On a related subject, I would strongly suggest that you avoid adding any kind of mastering effects to your track until you're sure that your mix is as good as you can possibly get it. An EQ or a compressor on the mix buss is not a problem as long as it suits your overall sound, but mixing or even writing tracks with a stack of multi-band compressors, limiters and exciters on your stereo output is a very bad habit to get into.
Regardless of what software you have, it's wise to consider the Importance of effect order. A typical basic mastering chain would consist of an EQ. followed by a compressor or multi-band compressor, then a limiter. The majority of extra effects such as exciters or stereo widening tools would typically slot in after the compressor and before the limiter. It's also usually a good idea to put some kind of metering tool such as a spectrum analyzer, scope or level meter at the end of your chain in order to see how your changes are affecting the output level, frequency balance and even waveform shape (looking at the waveform can give you a good warning when clipping will occur or dynamic range is being harmed). Most DAWs have built-in tools for this task and we'd also highly recommend Bram's free s(M)exoscope plug-in. The next thing to consider is how the separate stages of your mastering effects chain interact with each other as you make changes. This phenomenon occurs just about any time you chain effects together.

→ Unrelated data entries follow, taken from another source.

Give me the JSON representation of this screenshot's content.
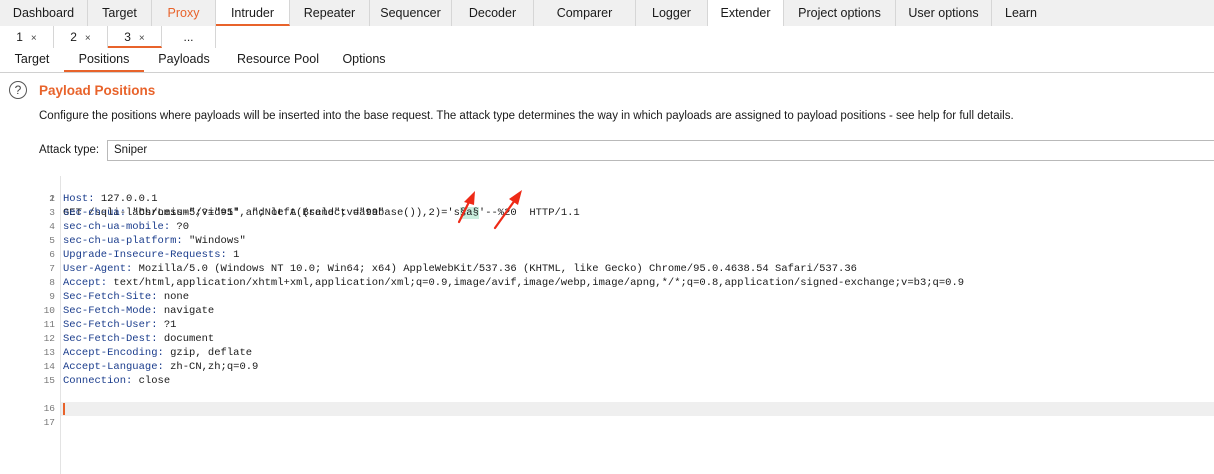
{
  "main_tabs": [
    "Dashboard",
    "Target",
    "Proxy",
    "Intruder",
    "Repeater",
    "Sequencer",
    "Decoder",
    "Comparer",
    "Logger",
    "Extender",
    "Project options",
    "User options",
    "Learn"
  ],
  "attack_tabs": [
    {
      "label": "1",
      "close": "×"
    },
    {
      "label": "2",
      "close": "×"
    },
    {
      "label": "3",
      "close": "×"
    }
  ],
  "attack_tabs_more": "...",
  "intruder_tabs": [
    "Target",
    "Positions",
    "Payloads",
    "Resource Pool",
    "Options"
  ],
  "section": {
    "help_icon": "question-circle-icon",
    "title": "Payload Positions",
    "description": "Configure the positions where payloads will be inserted into the base request. The attack type determines the way in which payloads are assigned to payload positions - see help for full details."
  },
  "attack_type": {
    "label": "Attack type:",
    "value": "Sniper"
  },
  "request": {
    "line1_a": "GET /sqli-labs/Less-5/?id=1' and left((select database()),",
    "line1_num": "2",
    "line1_b": ")='s",
    "line1_marker": "§a§",
    "line1_c": "'--%20  HTTP/1.1",
    "headers": [
      {
        "no": "2",
        "name": "Host:",
        "value": " 127.0.0.1"
      },
      {
        "no": "3",
        "name": "sec-ch-ua:",
        "value": " \"Chromium\";v=\"95\", \";Not A Brand\";v=\"99\""
      },
      {
        "no": "4",
        "name": "sec-ch-ua-mobile:",
        "value": " ?0"
      },
      {
        "no": "5",
        "name": "sec-ch-ua-platform:",
        "value": " \"Windows\""
      },
      {
        "no": "6",
        "name": "Upgrade-Insecure-Requests:",
        "value": " 1"
      },
      {
        "no": "7",
        "name": "User-Agent:",
        "value": " Mozilla/5.0 (Windows NT 10.0; Win64; x64) AppleWebKit/537.36 (KHTML, like Gecko) Chrome/95.0.4638.54 Safari/537.36"
      },
      {
        "no": "8",
        "name": "Accept:",
        "value": " text/html,application/xhtml+xml,application/xml;q=0.9,image/avif,image/webp,image/apng,*/*;q=0.8,application/signed-exchange;v=b3;q=0.9"
      },
      {
        "no": "9",
        "name": "Sec-Fetch-Site:",
        "value": " none"
      },
      {
        "no": "10",
        "name": "Sec-Fetch-Mode:",
        "value": " navigate"
      },
      {
        "no": "11",
        "name": "Sec-Fetch-User:",
        "value": " ?1"
      },
      {
        "no": "12",
        "name": "Sec-Fetch-Dest:",
        "value": " document"
      },
      {
        "no": "13",
        "name": "Accept-Encoding:",
        "value": " gzip, deflate"
      },
      {
        "no": "14",
        "name": "Accept-Language:",
        "value": " zh-CN,zh;q=0.9"
      },
      {
        "no": "15",
        "name": "Connection:",
        "value": " close"
      }
    ],
    "line_numbers_tail": [
      "16",
      "17"
    ],
    "line1_no": "1"
  },
  "colors": {
    "accent": "#e8632b",
    "header_name": "#1a3c8c",
    "marker_bg": "#c9eede",
    "annotation_arrow": "#ee2a17"
  }
}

To simplify matters a bit, let's think for a moment about effects in a production context rather than mastering. Consider a situation where a sound source (say, a drum machine) is being run through an EQ and then a compressor. If we boost the bass on the EQ, the drum machine will hit the compressor harder each time the kick is triggered, resulting in a more dramatic compression of the entire drum channel. As such, the EQ can drastically alter the way the compressor works, almost as much as adjusting a setting on the compressor itself.
The same process occurs when running a full track through mastering effects, although the fact that the waveforms are more complex and contain sounds from across the entire frequency range means that mastering effects interact with each other to an even greater extent. Sticking to established processing chains and keeping an an ear on the bigger picture when making adjustments should help you to avoid unexpected results.

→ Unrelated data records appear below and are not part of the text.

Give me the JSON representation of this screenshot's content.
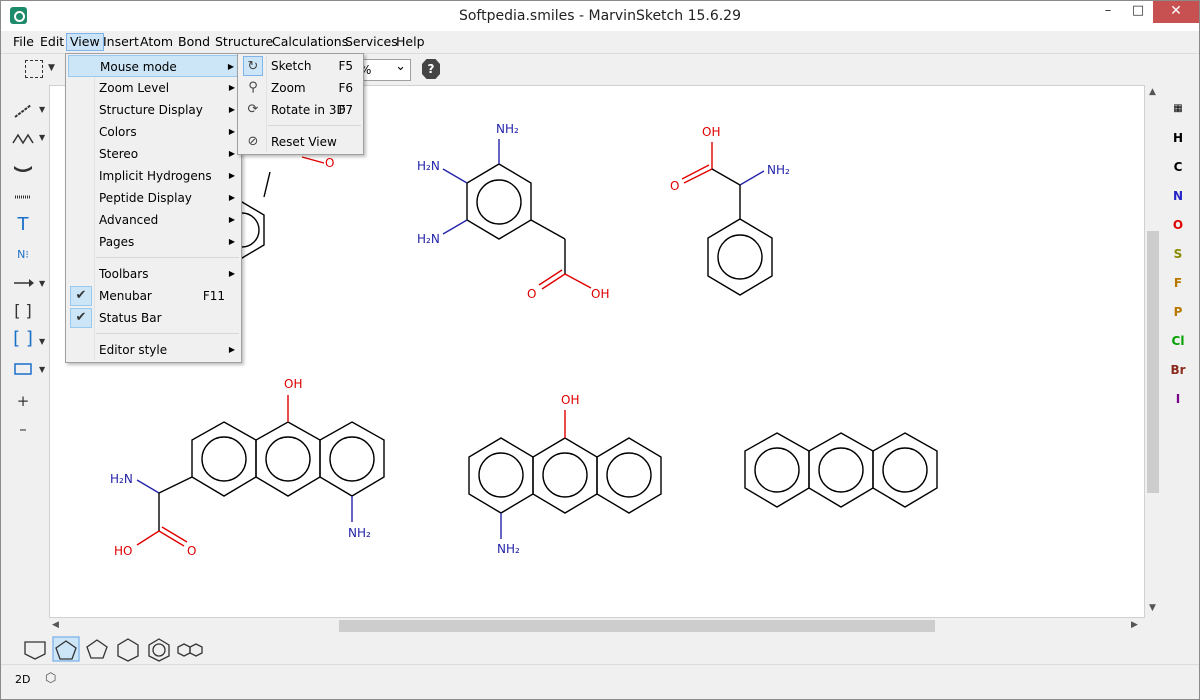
{
  "window": {
    "title": "Softpedia.smiles - MarvinSketch 15.6.29",
    "min_glyph": "–",
    "max_glyph": "□",
    "close_glyph": "✕"
  },
  "menubar": {
    "items": [
      "File",
      "Edit",
      "View",
      "Insert",
      "Atom",
      "Bond",
      "Structure",
      "Calculations",
      "Services",
      "Help"
    ]
  },
  "toolbar": {
    "zoom_value": "%",
    "help_glyph": "?"
  },
  "view_menu": {
    "items": [
      {
        "label": "Mouse mode",
        "submenu": true
      },
      {
        "label": "Zoom Level",
        "submenu": true
      },
      {
        "label": "Structure Display",
        "submenu": true
      },
      {
        "label": "Colors",
        "submenu": true
      },
      {
        "label": "Stereo",
        "submenu": true
      },
      {
        "label": "Implicit Hydrogens",
        "submenu": true
      },
      {
        "label": "Peptide Display",
        "submenu": true
      },
      {
        "label": "Advanced",
        "submenu": true
      },
      {
        "label": "Pages",
        "submenu": true
      },
      {
        "label": "Toolbars",
        "submenu": true
      },
      {
        "label": "Menubar",
        "shortcut": "F11",
        "checked": true
      },
      {
        "label": "Status Bar",
        "checked": true
      },
      {
        "label": "Editor style",
        "submenu": true
      }
    ]
  },
  "mouse_mode_menu": {
    "items": [
      {
        "label": "Sketch",
        "shortcut": "F5",
        "icon": "sketch-icon",
        "active": true
      },
      {
        "label": "Zoom",
        "shortcut": "F6",
        "icon": "zoom-icon"
      },
      {
        "label": "Rotate in 3D",
        "shortcut": "F7",
        "icon": "rotate-3d-icon"
      },
      {
        "label": "Reset View",
        "icon": "reset-view-icon"
      }
    ]
  },
  "left_tools": {
    "text_tool": "T",
    "plus": "+",
    "minus": "–"
  },
  "periodic": {
    "elements": [
      {
        "symbol": "H",
        "color": "#000000"
      },
      {
        "symbol": "C",
        "color": "#000000"
      },
      {
        "symbol": "N",
        "color": "#2424c8"
      },
      {
        "symbol": "O",
        "color": "#e00000"
      },
      {
        "symbol": "S",
        "color": "#8a8a00"
      },
      {
        "symbol": "F",
        "color": "#b87800"
      },
      {
        "symbol": "P",
        "color": "#b87800"
      },
      {
        "symbol": "Cl",
        "color": "#00a000"
      },
      {
        "symbol": "Br",
        "color": "#8b2a1e"
      },
      {
        "symbol": "I",
        "color": "#7a008a"
      }
    ]
  },
  "molecule_labels": {
    "nh2": "NH₂",
    "h2n": "H₂N",
    "oh": "OH",
    "ho": "HO",
    "o": "O"
  },
  "status": {
    "mode": "2D"
  },
  "colors": {
    "nitrogen": "#2424a8",
    "oxygen": "#e00000",
    "bond": "#000000",
    "menu_highlight": "#cde6f7"
  }
}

As you work, think about how each change might affect other settings m your mastering chain. For example, if you've boosted the highs to add clarity maybe you now need to adjust your multi-band compressor to take the change into account? Good quality mastering is largely based on trusting your ears. If you're really struggling, visual aids may help, so try running a commercial track through a spectrum analyzer or looking at its waveform to get an idea of its frequency balance or overall level.
Eventually you should soon train yourself to hear subtle differences and adjust accordingly without looking at the meters.

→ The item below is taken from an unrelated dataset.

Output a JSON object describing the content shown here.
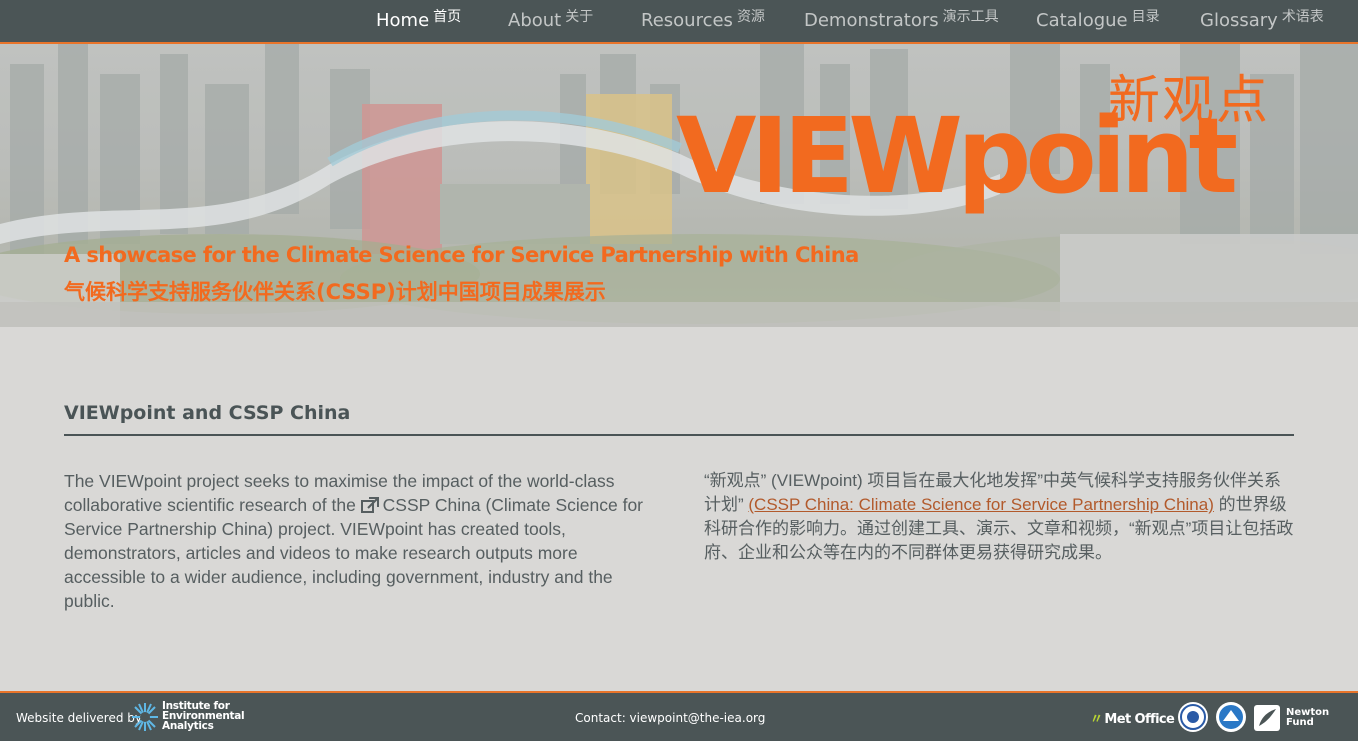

Bin the Presets
We mentioned in the Mastering article that presets are best avoided for mastering purposes. The idea that you can load a generic 'Dance Mastering Preset' in your mastering package and hope to get something appropriate for the particular track you're working on is nonsensical. A Dance preset EQ might boost the low frequencies to try and emphasize the kick drum and bass notes, but its suitability will depend entirely on the level of bass already in your track. If you've made a bass heavy mix, picking a mastering preset that boosts the bass again will have an entirely detrimental effect. If you want to learn about mastering and get the best results, avoid presets at all costs.